Kohberger was arrested at his parents' home in eastern Pennsylvania last week in connection with the stabbing deaths of Kaylee Goncalves, Madison Mogen, Xana Kernodle and Ethan Chapin.
On Tuesday Kohberger agreed to be extradited to Idaho, and his attorney Jason LaBar said Kohberger was eager to be exonerated.
Police have released few details about the investigation and a magistrate judge has issued a sweeping gag order barring attorneys, law enforcement agencies and other officials from discussing the criminal case. But court filings — including a document laying out Latah County Prosecutor Bill Thompson's reasons for accusing Kohburger of the killings — are expected to be unsealed now that Kohberger has arrived.
The nighttime attack at a Moscow home near the University of Idaho campus spread fear through the surrounding community, as authorities seemed stumped by the brutal stabbings. Investigators appeared to make a breakthrough, however, after searching for a white sedan that was seen around the time of the killings and analyzing DNA evidence collected from the crime scene.
Investigators have said they were still searching for a motive and the weapon used in the attack.
The bodies of Goncalves, 21, of Rathdrum, Idaho; Mogen, 21, of Coeur d'Alene, Idaho; Kernodle, 20, of Post Falls, Idaho; and Chapin, 20, of Conway, Washington, were found Nov. 13 at the rental home where the women lived. Kernodle and Chapin were dating, and he had been visiting the house that night.
Latah County, Idaho, prosecutors have said they believe Kohberger broke into the victims' home intending to commit murder.
Jason LaBar, the chief public defender in Monroe County, Pennsylvania, said Kohberger is eager to be exonerated and should be presumed innocent and "not tried in the court of public opinion."
After Tuesday's hearing, LaBar described Kohberger as "an ordinary guy," and said that after his extradition he would be represented by the chief public defender in Kootenai County, Idaho.
Although Moscow police have been tightlipped about the investigation, investigators last month asked the public for help finding a white sedan that was seen near the scene of the crime — specifically, a 2011-2013 Hyundai Elantra. Tips poured in and investigators soon announced they were sifting through a pool of around 20,000 potential vehicles.
Meanwhile, Kohberger apparently stayed in Pullman, Washington, through the end of the semester at WSU. Then he drove across country to his parents' home in Pennsylvania, accompanied by his father. They were in a white Elantra.

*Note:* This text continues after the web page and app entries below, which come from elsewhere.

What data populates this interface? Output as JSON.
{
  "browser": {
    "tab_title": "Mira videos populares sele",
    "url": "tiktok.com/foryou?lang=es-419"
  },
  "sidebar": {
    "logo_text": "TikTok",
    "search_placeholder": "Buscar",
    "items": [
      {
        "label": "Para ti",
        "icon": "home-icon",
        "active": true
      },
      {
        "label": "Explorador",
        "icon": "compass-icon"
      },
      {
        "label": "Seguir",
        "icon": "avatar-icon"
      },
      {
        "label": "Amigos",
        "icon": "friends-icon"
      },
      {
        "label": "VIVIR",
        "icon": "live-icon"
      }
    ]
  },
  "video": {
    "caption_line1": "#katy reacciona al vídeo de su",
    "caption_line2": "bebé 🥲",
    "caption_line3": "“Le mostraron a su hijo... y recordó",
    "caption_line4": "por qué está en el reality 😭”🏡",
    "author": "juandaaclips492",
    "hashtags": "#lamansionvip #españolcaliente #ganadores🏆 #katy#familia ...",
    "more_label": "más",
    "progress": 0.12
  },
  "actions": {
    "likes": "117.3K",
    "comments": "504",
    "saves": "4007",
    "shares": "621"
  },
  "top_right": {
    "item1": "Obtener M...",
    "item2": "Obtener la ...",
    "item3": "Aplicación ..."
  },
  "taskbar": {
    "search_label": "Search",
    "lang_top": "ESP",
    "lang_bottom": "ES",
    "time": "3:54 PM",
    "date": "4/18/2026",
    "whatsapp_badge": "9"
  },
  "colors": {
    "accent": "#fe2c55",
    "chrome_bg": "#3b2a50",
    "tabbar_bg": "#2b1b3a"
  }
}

While driving through Indiana, Kohberger was pulled over twice on the same day — first by a Hancock County Sheriff's deputy and a few minutes later by an Indiana state trooper.
Body camera video of the first stop released by the Hancock County Sheriff's Office shows Kohberger behind the wheel and his father in the passenger seat on Dec. 15. Both men told the law enforcement officer that they were traveling from WSU before the officer sent them on their way with a warning for following too closely.
The Indiana State Police released bodycam footage of the second stop. The agency said that at the time, there was no information available to the trooper that would have identified Kohberger as a suspect in the killings. Kohberger was again given a warning for following too closely.
Associated Press writers Marc Levy in Harrisburg, Pennsylvania, and Manuel Valdes in Seattle contributed to this story.